**Dataset records**
- - -
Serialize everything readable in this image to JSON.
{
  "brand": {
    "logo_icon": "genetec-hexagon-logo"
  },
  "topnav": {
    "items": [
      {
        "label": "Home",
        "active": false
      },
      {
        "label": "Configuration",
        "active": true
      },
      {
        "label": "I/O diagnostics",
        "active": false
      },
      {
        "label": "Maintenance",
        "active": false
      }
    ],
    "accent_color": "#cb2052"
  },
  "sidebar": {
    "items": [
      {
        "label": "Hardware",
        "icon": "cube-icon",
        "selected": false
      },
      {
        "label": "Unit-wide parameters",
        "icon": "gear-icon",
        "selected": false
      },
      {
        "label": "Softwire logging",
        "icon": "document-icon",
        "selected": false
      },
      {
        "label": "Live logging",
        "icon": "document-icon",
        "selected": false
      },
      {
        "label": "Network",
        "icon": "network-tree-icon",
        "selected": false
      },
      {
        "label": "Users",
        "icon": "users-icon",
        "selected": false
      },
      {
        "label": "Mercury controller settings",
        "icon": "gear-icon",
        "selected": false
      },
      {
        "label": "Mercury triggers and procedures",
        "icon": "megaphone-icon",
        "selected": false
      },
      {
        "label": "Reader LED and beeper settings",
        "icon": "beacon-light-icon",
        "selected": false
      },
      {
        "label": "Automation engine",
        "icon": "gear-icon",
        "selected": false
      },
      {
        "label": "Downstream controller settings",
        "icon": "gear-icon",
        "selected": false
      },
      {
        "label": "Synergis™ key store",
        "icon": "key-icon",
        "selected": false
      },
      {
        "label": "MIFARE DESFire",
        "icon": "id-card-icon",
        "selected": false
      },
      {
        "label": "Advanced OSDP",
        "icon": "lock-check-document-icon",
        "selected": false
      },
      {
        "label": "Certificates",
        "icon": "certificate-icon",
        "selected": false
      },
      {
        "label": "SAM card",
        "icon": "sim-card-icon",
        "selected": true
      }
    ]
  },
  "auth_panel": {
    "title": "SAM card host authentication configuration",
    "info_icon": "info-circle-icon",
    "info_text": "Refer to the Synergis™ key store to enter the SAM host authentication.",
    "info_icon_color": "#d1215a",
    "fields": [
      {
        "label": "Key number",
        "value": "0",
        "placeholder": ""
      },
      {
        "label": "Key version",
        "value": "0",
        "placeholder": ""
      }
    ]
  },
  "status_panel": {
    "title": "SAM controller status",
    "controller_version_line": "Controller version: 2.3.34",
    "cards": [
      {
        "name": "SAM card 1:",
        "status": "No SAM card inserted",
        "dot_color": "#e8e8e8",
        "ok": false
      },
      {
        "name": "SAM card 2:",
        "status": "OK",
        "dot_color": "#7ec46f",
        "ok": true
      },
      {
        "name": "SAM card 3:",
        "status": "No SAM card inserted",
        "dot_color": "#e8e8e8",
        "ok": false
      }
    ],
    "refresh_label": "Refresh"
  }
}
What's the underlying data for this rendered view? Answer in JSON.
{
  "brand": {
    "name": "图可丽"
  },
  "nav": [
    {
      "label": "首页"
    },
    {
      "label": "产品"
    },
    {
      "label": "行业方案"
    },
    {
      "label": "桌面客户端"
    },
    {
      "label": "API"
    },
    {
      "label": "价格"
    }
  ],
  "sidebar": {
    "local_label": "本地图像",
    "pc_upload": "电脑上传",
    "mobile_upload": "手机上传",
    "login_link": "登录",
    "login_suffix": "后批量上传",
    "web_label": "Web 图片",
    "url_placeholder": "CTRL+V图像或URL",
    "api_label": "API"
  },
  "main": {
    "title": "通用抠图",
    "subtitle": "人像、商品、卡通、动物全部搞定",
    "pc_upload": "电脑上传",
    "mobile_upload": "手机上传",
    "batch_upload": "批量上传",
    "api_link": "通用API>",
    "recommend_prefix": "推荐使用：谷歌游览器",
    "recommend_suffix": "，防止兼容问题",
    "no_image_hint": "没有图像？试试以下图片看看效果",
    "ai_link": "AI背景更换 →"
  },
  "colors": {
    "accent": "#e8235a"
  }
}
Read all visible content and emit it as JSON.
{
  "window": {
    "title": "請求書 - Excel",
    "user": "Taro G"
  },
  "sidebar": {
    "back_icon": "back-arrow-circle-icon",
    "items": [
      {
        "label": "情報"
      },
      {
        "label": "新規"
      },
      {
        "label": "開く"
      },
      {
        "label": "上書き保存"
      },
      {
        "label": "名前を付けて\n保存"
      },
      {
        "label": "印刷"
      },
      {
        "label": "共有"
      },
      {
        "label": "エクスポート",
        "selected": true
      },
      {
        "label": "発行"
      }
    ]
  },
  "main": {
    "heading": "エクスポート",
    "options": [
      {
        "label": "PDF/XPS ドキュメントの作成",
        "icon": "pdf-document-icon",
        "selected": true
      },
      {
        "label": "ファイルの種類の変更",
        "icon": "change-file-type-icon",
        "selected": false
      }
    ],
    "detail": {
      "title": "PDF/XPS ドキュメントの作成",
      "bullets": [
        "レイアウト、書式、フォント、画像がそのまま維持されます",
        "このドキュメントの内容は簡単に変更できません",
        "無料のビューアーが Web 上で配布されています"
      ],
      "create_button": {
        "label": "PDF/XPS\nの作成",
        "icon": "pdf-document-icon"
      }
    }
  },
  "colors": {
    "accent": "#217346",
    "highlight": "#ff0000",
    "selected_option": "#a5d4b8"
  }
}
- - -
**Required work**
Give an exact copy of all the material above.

**Problem solution**
Serialize everything readable in this image to JSON.
{
  "brand": {
    "logo_icon": "genetec-hexagon-logo"
  },
  "topnav": {
    "items": [
      {
        "label": "Home",
        "active": false
      },
      {
        "label": "Configuration",
        "active": true
      },
      {
        "label": "I/O diagnostics",
        "active": false
      },
      {
        "label": "Maintenance",
        "active": false
      }
    ],
    "accent_color": "#cb2052"
  },
  "sidebar": {
    "items": [
      {
        "label": "Hardware",
        "icon": "cube-icon",
        "selected": false
      },
      {
        "label": "Unit-wide parameters",
        "icon": "gear-icon",
        "selected": false
      },
      {
        "label": "Softwire logging",
        "icon": "document-icon",
        "selected": false
      },
      {
        "label": "Live logging",
        "icon": "document-icon",
        "selected": false
      },
      {
        "label": "Network",
        "icon": "network-tree-icon",
        "selected": false
      },
      {
        "label": "Users",
        "icon": "users-icon",
        "selected": false
      },
      {
        "label": "Mercury controller settings",
        "icon": "gear-icon",
        "selected": false
      },
      {
        "label": "Mercury triggers and procedures",
        "icon": "megaphone-icon",
        "selected": false
      },
      {
        "label": "Reader LED and beeper settings",
        "icon": "beacon-light-icon",
        "selected": false
      },
      {
        "label": "Automation engine",
        "icon": "gear-icon",
        "selected": false
      },
      {
        "label": "Downstream controller settings",
        "icon": "gear-icon",
        "selected": false
      },
      {
        "label": "Synergis™ key store",
        "icon": "key-icon",
        "selected": false
      },
      {
        "label": "MIFARE DESFire",
        "icon": "id-card-icon",
        "selected": false
      },
      {
        "label": "Advanced OSDP",
        "icon": "lock-check-document-icon",
        "selected": false
      },
      {
        "label": "Certificates",
        "icon": "certificate-icon",
        "selected": false
      },
      {
        "label": "SAM card",
        "icon": "sim-card-icon",
        "selected": true
      }
    ]
  },
  "auth_panel": {
    "title": "SAM card host authentication configuration",
    "info_icon": "info-circle-icon",
    "info_text": "Refer to the Synergis™ key store to enter the SAM host authentication.",
    "info_icon_color": "#d1215a",
    "fields": [
      {
        "label": "Key number",
        "value": "0",
        "placeholder": ""
      },
      {
        "label": "Key version",
        "value": "0",
        "placeholder": ""
      }
    ]
  },
  "status_panel": {
    "title": "SAM controller status",
    "controller_version_line": "Controller version: 2.3.34",
    "cards": [
      {
        "name": "SAM card 1:",
        "status": "No SAM card inserted",
        "dot_color": "#e8e8e8",
        "ok": false
      },
      {
        "name": "SAM card 2:",
        "status": "OK",
        "dot_color": "#7ec46f",
        "ok": true
      },
      {
        "name": "SAM card 3:",
        "status": "No SAM card inserted",
        "dot_color": "#e8e8e8",
        "ok": false
      }
    ],
    "refresh_label": "Refresh"
  }
}
What's the underlying data for this rendered view? Answer in JSON.
{
  "brand": {
    "name": "图可丽"
  },
  "nav": [
    {
      "label": "首页"
    },
    {
      "label": "产品"
    },
    {
      "label": "行业方案"
    },
    {
      "label": "桌面客户端"
    },
    {
      "label": "API"
    },
    {
      "label": "价格"
    }
  ],
  "sidebar": {
    "local_label": "本地图像",
    "pc_upload": "电脑上传",
    "mobile_upload": "手机上传",
    "login_link": "登录",
    "login_suffix": "后批量上传",
    "web_label": "Web 图片",
    "url_placeholder": "CTRL+V图像或URL",
    "api_label": "API"
  },
  "main": {
    "title": "通用抠图",
    "subtitle": "人像、商品、卡通、动物全部搞定",
    "pc_upload": "电脑上传",
    "mobile_upload": "手机上传",
    "batch_upload": "批量上传",
    "api_link": "通用API>",
    "recommend_prefix": "推荐使用：谷歌游览器",
    "recommend_suffix": "，防止兼容问题",
    "no_image_hint": "没有图像？试试以下图片看看效果",
    "ai_link": "AI背景更换 →"
  },
  "colors": {
    "accent": "#e8235a"
  }
}
Read all visible content and emit it as JSON.
{
  "window": {
    "title": "請求書 - Excel",
    "user": "Taro G"
  },
  "sidebar": {
    "back_icon": "back-arrow-circle-icon",
    "items": [
      {
        "label": "情報"
      },
      {
        "label": "新規"
      },
      {
        "label": "開く"
      },
      {
        "label": "上書き保存"
      },
      {
        "label": "名前を付けて\n保存"
      },
      {
        "label": "印刷"
      },
      {
        "label": "共有"
      },
      {
        "label": "エクスポート",
        "selected": true
      },
      {
        "label": "発行"
      }
    ]
  },
  "main": {
    "heading": "エクスポート",
    "options": [
      {
        "label": "PDF/XPS ドキュメントの作成",
        "icon": "pdf-document-icon",
        "selected": true
      },
      {
        "label": "ファイルの種類の変更",
        "icon": "change-file-type-icon",
        "selected": false
      }
    ],
    "detail": {
      "title": "PDF/XPS ドキュメントの作成",
      "bullets": [
        "レイアウト、書式、フォント、画像がそのまま維持されます",
        "このドキュメントの内容は簡単に変更できません",
        "無料のビューアーが Web 上で配布されています"
      ],
      "create_button": {
        "label": "PDF/XPS\nの作成",
        "icon": "pdf-document-icon"
      }
    }
  },
  "colors": {
    "accent": "#217346",
    "highlight": "#ff0000",
    "selected_option": "#a5d4b8"
  }
}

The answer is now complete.